Asia stocks gain after vaccine hopes push Wall Street to record highs
By Chibuike Oguh NEW YORK (Reuters) - Asian stocks opened firmer on Tuesday after the S&P 500 and Dow Jones indexes hit record highs on news of another promising coronavirus vaccine, which supported hopes of a quicker economic recovery. Investor sentiment shot up after Moderna Inc said its experimental COVID-19 vaccine was 94.5% effective in preventing infection based on interim late-state data.
By Chibuike Oguh
NEW YORK (Reuters) - Asian stocks opened firmer on Tuesday after the S&P 500 and Dow Jones indexes hit record highs on news of another promising coronavirus vaccine, which supported hopes of a quicker economic recovery.
Investor sentiment shot up after Moderna Inc
The Cambridge, Massachusetts-based firm became the second drugmaker, after Pfizer Inc
"This is a continuation of what we saw last week as the vaccine being a catalyst for a rotation into cyclical sectors such as energy, financials, and defense with expectations for renewed demand and travel," said Thomas Hayes, managing member at Great Hill Capital in New York.
Australia's S&P/ASX 200 <.AXJO> rose 0.6% in early trading, while Hong Kong's Hang Seng index futures <.HSI>
All three main Wall Street indexes advanced on Monday, with the Dow Jones Industrials Average setting a record as it neared the 30,000 mark for the first time in nine months. The benchmark Dow is the last of the three to reclaim levels reached in February, before lockdowns sent the markets into free-fall. The S&P 500 surpassed its own record set on Friday.
Cyclical and small cap names, which generally benefit the soonest as an economy recovers from a recession, led the way, with energy <.SPNY>, industrials <.SPLRCI> and financials <.SPSY> the top-performing sectors.
Travel-related stocks, which have been clobbered by coronavirus lockdowns, were also in demand. Shares of United Airlines Holdings Inc
"The light switch has really be turned on and this is the real deal unlike some months back," Hayes said.
On Wall Street, the Dow Jones Industrial Average <.DJI> rose 1.6%, the S&P 500 <.SPX> gained 1.16%, and the Nasdaq Composite <.IXIC> added 0.8%.

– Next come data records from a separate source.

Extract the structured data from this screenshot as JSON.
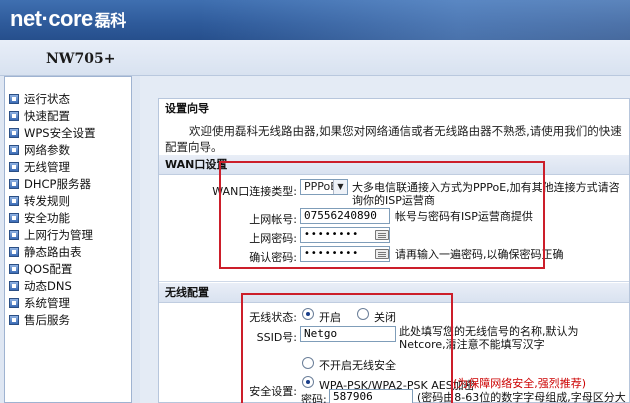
{
  "header": {
    "logo_main": "net·core",
    "logo_cn": "磊科"
  },
  "model": "NW705+",
  "sidebar": {
    "items": [
      {
        "label": "运行状态"
      },
      {
        "label": "快速配置"
      },
      {
        "label": "WPS安全设置"
      },
      {
        "label": "网络参数"
      },
      {
        "label": "无线管理"
      },
      {
        "label": "DHCP服务器"
      },
      {
        "label": "转发规则"
      },
      {
        "label": "安全功能"
      },
      {
        "label": "上网行为管理"
      },
      {
        "label": "静态路由表"
      },
      {
        "label": "QOS配置"
      },
      {
        "label": "动态DNS"
      },
      {
        "label": "系统管理"
      },
      {
        "label": "售后服务"
      }
    ]
  },
  "wizard": {
    "title": "设置向导",
    "intro": "欢迎使用磊科无线路由器,如果您对网络通信或者无线路由器不熟悉,请使用我们的快速配置向导。"
  },
  "wan": {
    "title": "WAN口设置",
    "conn_type_label": "WAN口连接类型:",
    "conn_type_value": "PPPoE",
    "conn_type_hint": "大多电信联通接入方式为PPPoE,加有其他连接方式请咨询你的ISP运营商",
    "account_label": "上网帐号:",
    "account_value": "07556240890",
    "account_hint": "帐号与密码有ISP运营商提供",
    "password_label": "上网密码:",
    "password_value": "••••••••",
    "confirm_label": "确认密码:",
    "confirm_value": "••••••••",
    "confirm_hint": "请再输入一遍密码,以确保密码正确"
  },
  "wireless": {
    "title": "无线配置",
    "status_label": "无线状态:",
    "status_on": "开启",
    "status_off": "关闭",
    "ssid_label": "SSID号:",
    "ssid_value": "Netgo",
    "ssid_hint": "此处填写您的无线信号的名称,默认为Netcore,清注意不能填写汉字",
    "security_label": "安全设置:",
    "sec_none": "不开启无线安全",
    "sec_wpa": "WPA-PSK/WPA2-PSK AES加密",
    "sec_wpa_hint": "(为保障网络安全,强烈推荐)",
    "key_label": "密码:",
    "key_value": "587906",
    "key_hint": "(密码由8-63位的数字字母组成,字母区分大小写)"
  }
}
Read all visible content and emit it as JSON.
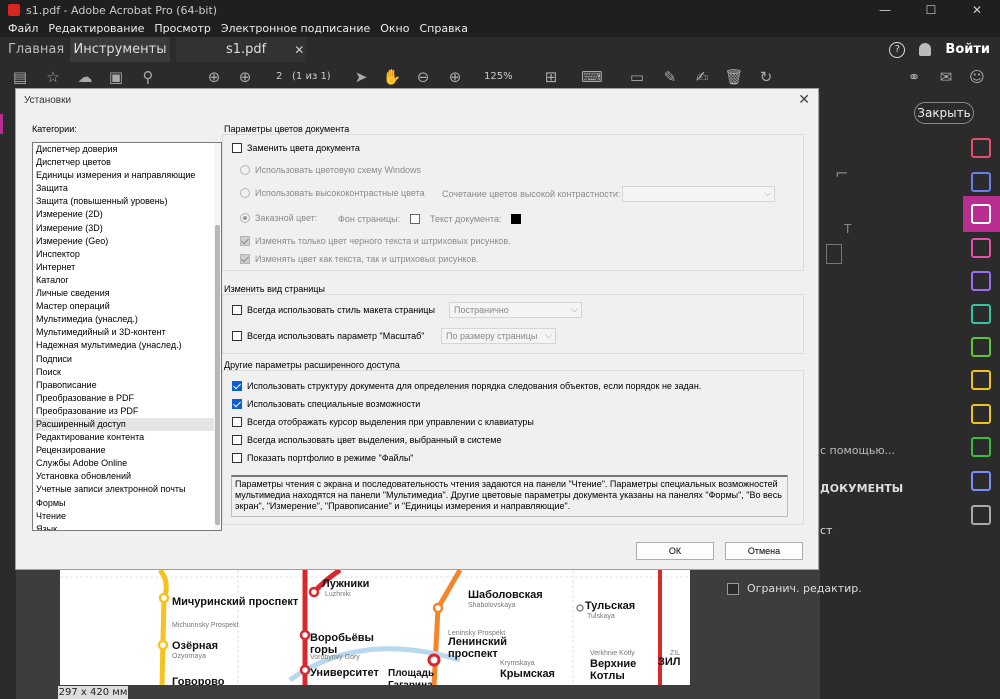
{
  "window": {
    "title": "s1.pdf - Adobe Acrobat Pro (64-bit)",
    "controls": [
      "—",
      "☐",
      "✕"
    ]
  },
  "menu": [
    "Файл",
    "Редактирование",
    "Просмотр",
    "Электронное подписание",
    "Окно",
    "Справка"
  ],
  "tabs": {
    "home": "Главная",
    "tools": "Инструменты",
    "file": "s1.pdf",
    "file_close": "✕",
    "help": "?",
    "signin": "Войти"
  },
  "toolbar": {
    "page_number": "2",
    "page_count": "(1 из 1)",
    "zoom": "125%"
  },
  "right_pane": {
    "close_label": "Закрыть",
    "text_search_hint": "с помощью...",
    "section_heading": "ДОКУМЕНТЫ",
    "item_partial": "ст",
    "restrict_edit": "Огранич. редактир."
  },
  "document": {
    "page_size": "297 x 420 мм",
    "stations": [
      {
        "name": "Мичуринский проспект",
        "sub": "Michurinsky Prospekt"
      },
      {
        "name": "Озёрная",
        "sub": "Ozyornaya"
      },
      {
        "name": "Говорово",
        "sub": ""
      },
      {
        "name": "Лужники",
        "sub": "Luzhniki"
      },
      {
        "name": "Воробьёвы горы",
        "sub": "Vorobyovy Gory"
      },
      {
        "name": "Университет",
        "sub": ""
      },
      {
        "name": "Шаболовская",
        "sub": "Shabolovskaya"
      },
      {
        "name": "Ленинский проспект",
        "sub": "Leninsky Prospekt"
      },
      {
        "name": "Площадь Гагарина",
        "sub": ""
      },
      {
        "name": "Крымская",
        "sub": "Krymskaya"
      },
      {
        "name": "Тульская",
        "sub": "Tulskaya"
      },
      {
        "name": "Верхние Котлы",
        "sub": "Verkhnie Kotly"
      },
      {
        "name": "ЗИЛ",
        "sub": "ZIL"
      }
    ]
  },
  "dialog": {
    "title": "Установки",
    "close": "✕",
    "categories_label": "Категории:",
    "categories": [
      "Диспетчер доверия",
      "Диспетчер цветов",
      "Единицы измерения и направляющие",
      "Защита",
      "Защита (повышенный уровень)",
      "Измерение (2D)",
      "Измерение (3D)",
      "Измерение (Geo)",
      "Инспектор",
      "Интернет",
      "Каталог",
      "Личные сведения",
      "Мастер операций",
      "Мультимедиа (унаслед.)",
      "Мультимедийный и 3D-контент",
      "Надежная мультимедиа (унаслед.)",
      "Подписи",
      "Поиск",
      "Правописание",
      "Преобразование в PDF",
      "Преобразование из PDF",
      "Расширенный доступ",
      "Редактирование контента",
      "Рецензирование",
      "Службы Adobe Online",
      "Установка обновлений",
      "Учетные записи электронной почты",
      "Формы",
      "Чтение",
      "Язык"
    ],
    "selected_category": "Расширенный доступ",
    "color_group": {
      "title": "Параметры цветов документа",
      "replace_colors": "Заменить цвета документа",
      "windows_scheme": "Использовать цветовую схему Windows",
      "high_contrast": "Использовать высококонтрастные цвета",
      "hc_combo_label": "Сочетание цветов высокой контрастности:",
      "hc_combo_value": "",
      "custom_color": "Заказной цвет:",
      "page_bg_label": "Фон страницы:",
      "doc_text_label": "Текст документа:",
      "page_bg_color": "#ffffff",
      "doc_text_color": "#000000",
      "only_black_text": "Изменять только цвет черного текста и штриховых рисунков.",
      "text_and_lines": "Изменять цвет как текста, так и штриховых рисунков."
    },
    "view_group": {
      "title": "Изменить вид страницы",
      "always_layout": "Всегда использовать стиль макета страницы",
      "layout_value": "Постранично",
      "always_zoom": "Всегда использовать параметр \"Масштаб\"",
      "zoom_value": "По размеру страницы"
    },
    "other_group": {
      "title": "Другие параметры расширенного доступа",
      "items": [
        {
          "label": "Использовать структуру документа для определения порядка следования объектов, если порядок не задан.",
          "checked": true
        },
        {
          "label": "Использовать специальные возможности",
          "checked": true
        },
        {
          "label": "Всегда отображать курсор выделения при управлении с клавиатуры",
          "checked": false
        },
        {
          "label": "Всегда использовать цвет выделения, выбранный в системе",
          "checked": false
        },
        {
          "label": "Показать портфолио в режиме \"Файлы\"",
          "checked": false
        }
      ],
      "info": "Параметры чтения с экрана и последовательность чтения задаются на панели \"Чтение\". Параметры специальных возможностей мультимедиа находятся на панели \"Мультимедиа\". Другие цветовые параметры документа указаны на панелях \"Формы\", \"Во весь экран\", \"Измерение\", \"Правописание\" и \"Единицы измерения и направляющие\"."
    },
    "ok": "ОК",
    "cancel": "Отмена"
  },
  "colors": {
    "accent_checkbox": "#0b5fd2",
    "active_tool": "#ba2d90",
    "metro_red": "#d8282e",
    "metro_orange": "#f3852c",
    "metro_yellow": "#f6c21e"
  }
}
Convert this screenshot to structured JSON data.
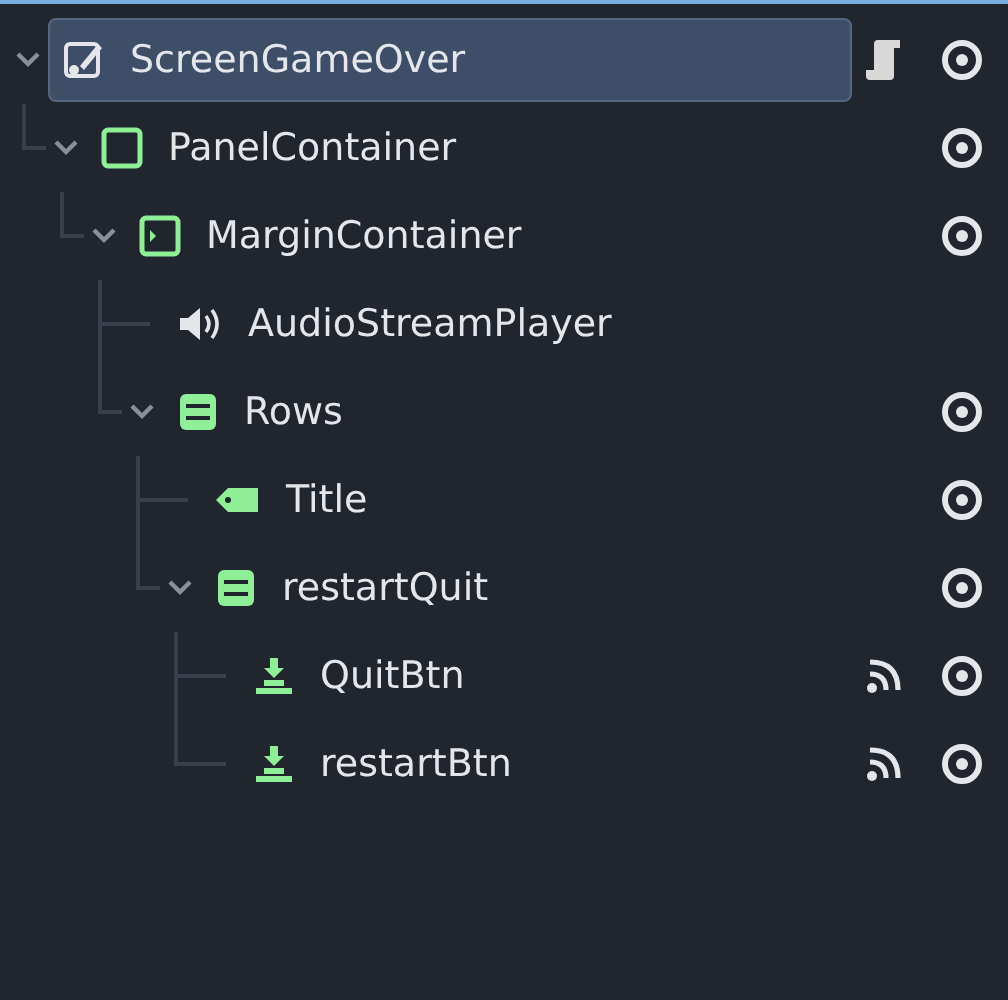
{
  "scene_tree": [
    {
      "name": "ScreenGameOver",
      "kind": "control",
      "selected": true,
      "expanded": true,
      "script": true,
      "visible": true,
      "children": [
        {
          "name": "PanelContainer",
          "kind": "panel",
          "selected": false,
          "expanded": true,
          "visible": true,
          "children": [
            {
              "name": "MarginContainer",
              "kind": "margin",
              "selected": false,
              "expanded": true,
              "visible": true,
              "children": [
                {
                  "name": "AudioStreamPlayer",
                  "kind": "audio",
                  "selected": false
                },
                {
                  "name": "Rows",
                  "kind": "vbox",
                  "selected": false,
                  "expanded": true,
                  "visible": true,
                  "children": [
                    {
                      "name": "Title",
                      "kind": "label",
                      "selected": false,
                      "visible": true
                    },
                    {
                      "name": "restartQuit",
                      "kind": "vbox",
                      "selected": false,
                      "expanded": true,
                      "visible": true,
                      "children": [
                        {
                          "name": "QuitBtn",
                          "kind": "button",
                          "selected": false,
                          "signals": true,
                          "visible": true
                        },
                        {
                          "name": "restartBtn",
                          "kind": "button",
                          "selected": false,
                          "signals": true,
                          "visible": true
                        }
                      ]
                    }
                  ]
                }
              ]
            }
          ]
        }
      ]
    }
  ]
}
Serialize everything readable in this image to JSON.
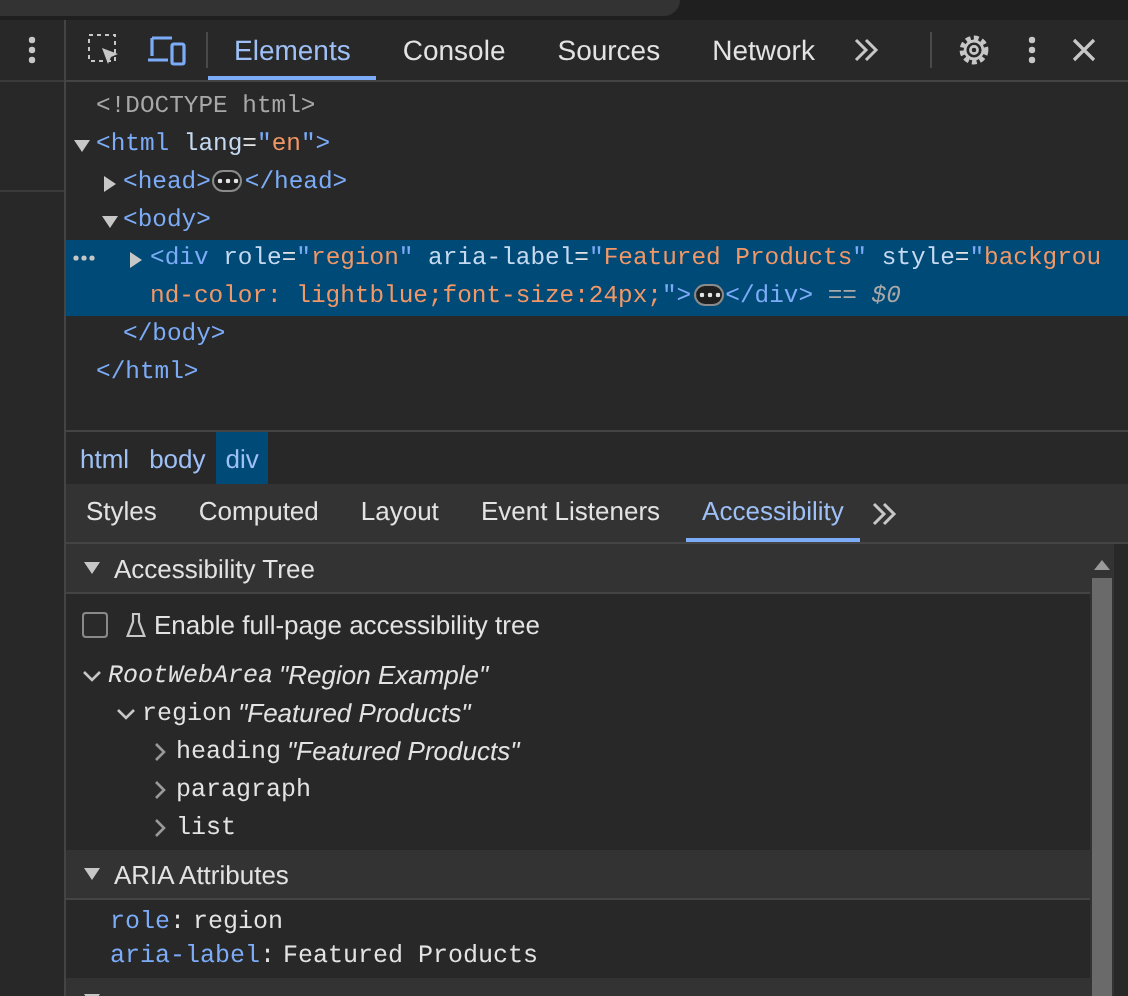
{
  "toolbar": {
    "tabs": [
      {
        "label": "Elements",
        "selected": true
      },
      {
        "label": "Console",
        "selected": false
      },
      {
        "label": "Sources",
        "selected": false
      },
      {
        "label": "Network",
        "selected": false
      }
    ]
  },
  "dom": [
    {
      "kind": "doctype",
      "text": "<!DOCTYPE html>"
    },
    {
      "kind": "element",
      "expanded": true,
      "selected": false,
      "tokens": [
        {
          "kind": "tag",
          "text": "<html "
        },
        {
          "kind": "attr",
          "text": "lang"
        },
        {
          "kind": "punct",
          "text": "="
        },
        {
          "kind": "tag",
          "text": "\""
        },
        {
          "kind": "value",
          "text": "en"
        },
        {
          "kind": "tag",
          "text": "\">"
        }
      ],
      "close": "</html>",
      "children": [
        {
          "kind": "element",
          "expanded": false,
          "selected": false,
          "tokens": [
            {
              "kind": "tag",
              "text": "<head>"
            }
          ],
          "close": "</head>"
        },
        {
          "kind": "element",
          "expanded": true,
          "selected": false,
          "tokens": [
            {
              "kind": "tag",
              "text": "<body>"
            }
          ],
          "close": "</body>",
          "children": [
            {
              "kind": "element",
              "expanded": false,
              "selected": true,
              "suffix": "== $0",
              "tokens": [
                {
                  "kind": "tag",
                  "text": "<div "
                },
                {
                  "kind": "attr",
                  "text": "role"
                },
                {
                  "kind": "punct",
                  "text": "="
                },
                {
                  "kind": "tag",
                  "text": "\""
                },
                {
                  "kind": "value",
                  "text": "region"
                },
                {
                  "kind": "tag",
                  "text": "\" "
                },
                {
                  "kind": "attr",
                  "text": "aria-label"
                },
                {
                  "kind": "punct",
                  "text": "="
                },
                {
                  "kind": "tag",
                  "text": "\""
                },
                {
                  "kind": "value",
                  "text": "Featured Products"
                },
                {
                  "kind": "tag",
                  "text": "\" "
                },
                {
                  "kind": "attr",
                  "text": "style"
                },
                {
                  "kind": "punct",
                  "text": "="
                },
                {
                  "kind": "tag",
                  "text": "\""
                },
                {
                  "kind": "value",
                  "text": "background-color: lightblue;font-size:24px;"
                },
                {
                  "kind": "tag",
                  "text": "\">"
                }
              ],
              "close": "</div>"
            }
          ]
        }
      ]
    }
  ],
  "breadcrumbs": [
    {
      "label": "html",
      "selected": false
    },
    {
      "label": "body",
      "selected": false
    },
    {
      "label": "div",
      "selected": true
    }
  ],
  "panel_tabs": [
    {
      "label": "Styles",
      "selected": false
    },
    {
      "label": "Computed",
      "selected": false
    },
    {
      "label": "Layout",
      "selected": false
    },
    {
      "label": "Event Listeners",
      "selected": false
    },
    {
      "label": "Accessibility",
      "selected": true
    }
  ],
  "accessibility": {
    "tree_section": {
      "title": "Accessibility Tree",
      "expanded": true
    },
    "full_page_option": {
      "label": "Enable full-page accessibility tree",
      "checked": false
    },
    "tree": [
      {
        "kind": "root",
        "role": "RootWebArea",
        "name": "\"Region Example\"",
        "expanded": true,
        "children": [
          {
            "kind": "role",
            "role": "region",
            "name": "\"Featured Products\"",
            "expanded": true,
            "children": [
              {
                "kind": "role",
                "role": "heading",
                "name": "\"Featured Products\"",
                "expanded": false
              },
              {
                "kind": "role",
                "role": "paragraph",
                "expanded": false
              },
              {
                "kind": "role",
                "role": "list",
                "expanded": false
              }
            ]
          }
        ]
      }
    ],
    "aria_section": {
      "title": "ARIA Attributes",
      "expanded": true
    },
    "attributes": [
      {
        "name": "role",
        "separator": ":",
        "value": "region"
      },
      {
        "name": "aria-label",
        "separator": ":",
        "value": "Featured Products"
      }
    ],
    "computed_section": {
      "expanded": true
    }
  }
}
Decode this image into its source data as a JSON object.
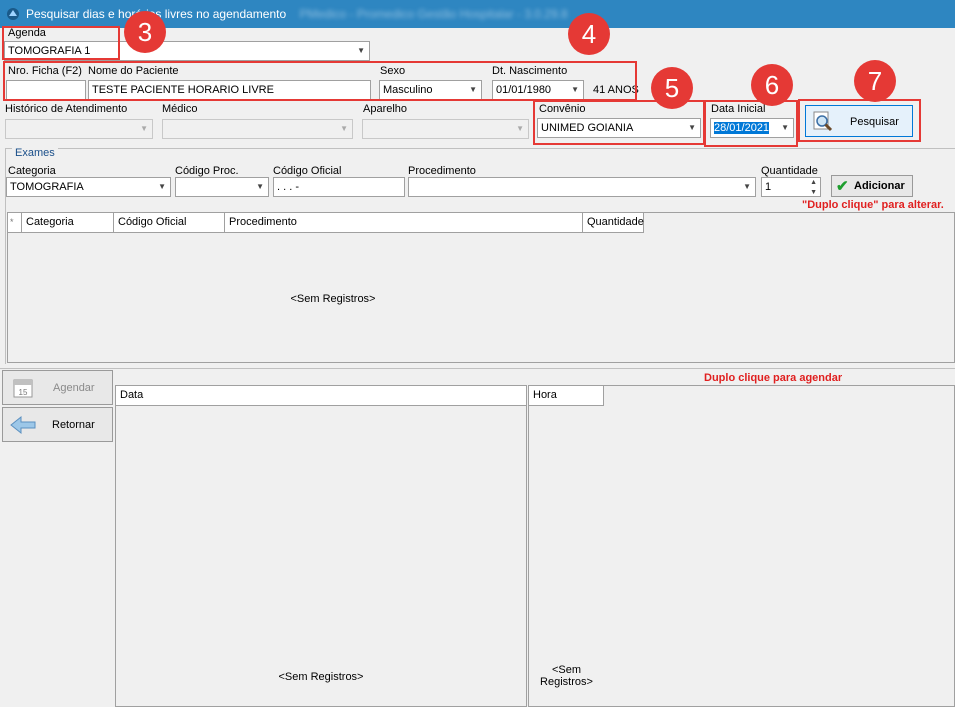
{
  "window": {
    "title": "Pesquisar dias e horários livres no agendamento",
    "title_suffix_blurred": "PMedico - Promedico Gestão Hospitalar - 3.0.29.8"
  },
  "agenda": {
    "label": "Agenda",
    "value": "TOMOGRAFIA 1"
  },
  "patient": {
    "ficha_label": "Nro. Ficha (F2)",
    "ficha_value": "",
    "name_label": "Nome do Paciente",
    "name_value": "TESTE PACIENTE HORARIO LIVRE",
    "sexo_label": "Sexo",
    "sexo_value": "Masculino",
    "nasc_label": "Dt. Nascimento",
    "nasc_value": "01/01/1980",
    "age": "41 ANOS"
  },
  "row3": {
    "historico_label": "Histórico de Atendimento",
    "medico_label": "Médico",
    "aparelho_label": "Aparelho",
    "convenio_label": "Convênio",
    "convenio_value": "UNIMED GOIANIA",
    "data_inicial_label": "Data Inicial",
    "data_inicial_value": "28/01/2021",
    "pesquisar_label": "Pesquisar"
  },
  "exames": {
    "group_title": "Exames",
    "categoria_label": "Categoria",
    "categoria_value": "TOMOGRAFIA",
    "cod_proc_label": "Código Proc.",
    "cod_oficial_label": "Código Oficial",
    "cod_oficial_value": ". . . -",
    "procedimento_label": "Procedimento",
    "quantidade_label": "Quantidade",
    "quantidade_value": "1",
    "adicionar_label": "Adicionar",
    "hint": "\"Duplo clique\" para alterar.",
    "columns": [
      "Categoria",
      "Código Oficial",
      "Procedimento",
      "Quantidade"
    ],
    "empty": "<Sem Registros>"
  },
  "bottom": {
    "agendar_label": "Agendar",
    "retornar_label": "Retornar",
    "hint": "Duplo clique para agendar",
    "data_header": "Data",
    "hora_header": "Hora",
    "data_empty": "<Sem Registros>",
    "hora_empty_line1": "<Sem",
    "hora_empty_line2": "Registros>"
  },
  "annotations": [
    "3",
    "4",
    "5",
    "6",
    "7"
  ],
  "colors": {
    "titlebar": "#2e86c1",
    "annotation": "#e53935",
    "hint": "#e02020",
    "selection": "#0078d7"
  }
}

Oil prices rose on the prospects of an end of pandemic restrictions that have hit demand. Prices were also buoyed by data showing a rebound in China and Japan, with figures showing Chinese refineries processed record daily levels of crude in October.
U.S. Treasury yields rose on Monday and the yield curve steepened in the wake of the vaccine developments. Benchmark 10-year notes
(Reporting by Chibuike Oguh in New York; Editing by Sam Holmes)
This story has not been edited by Firstpost staff and is generated by auto-feed.
Find latest and upcoming tech gadgets online on Tech2 Gadgets. Get technology news, gadgets reviews & ratings. Popular gadgets including laptop, tablet and mobile specifications, features, prices, comparison.
ADDIS ABABA/NAIROBI (Reuters) - Ethiopia's military is fighting battle-hardened troops in the northern Tigray region, threatening stability around the Horn of Africa. Here are some facts on the forces: THE NATIONAL MILITARY: THE ENDF The Ethiopian National Defence Force (ENDF) has around 140,000 active personnel, the vast majority of them in the army, according to the Janes security data group. Its troops have been tested by Islamist militants in Somalia and rebel groups in Ethiopia's border regions, as well as a two-year border war with Eritrea followed by an 18-year standoff that only ended in 2018.
ISTANBUL (Reuters) - Turkey's President Tayyip Erdogan said on Tuesday that the government will impose tighter measures to fight with the coronavirus and impose partial lockdowns on weekends across the country. Speaking after the cabinet meeting, Erdogan also said all schools will remain closed until the year-end and all restaurants will only work by delivery
BRASILIA (Reuters) - Brazilian President Jair Bolsonaro said on Tuesday his government in coming days will name countries that are importing wood illegally extracted from the Amazon. Addressing a BRICS summit of big developing economies, Bolsonaro said Brazilian police had developed a way of tracking wood exported from the Amazon using isotopes.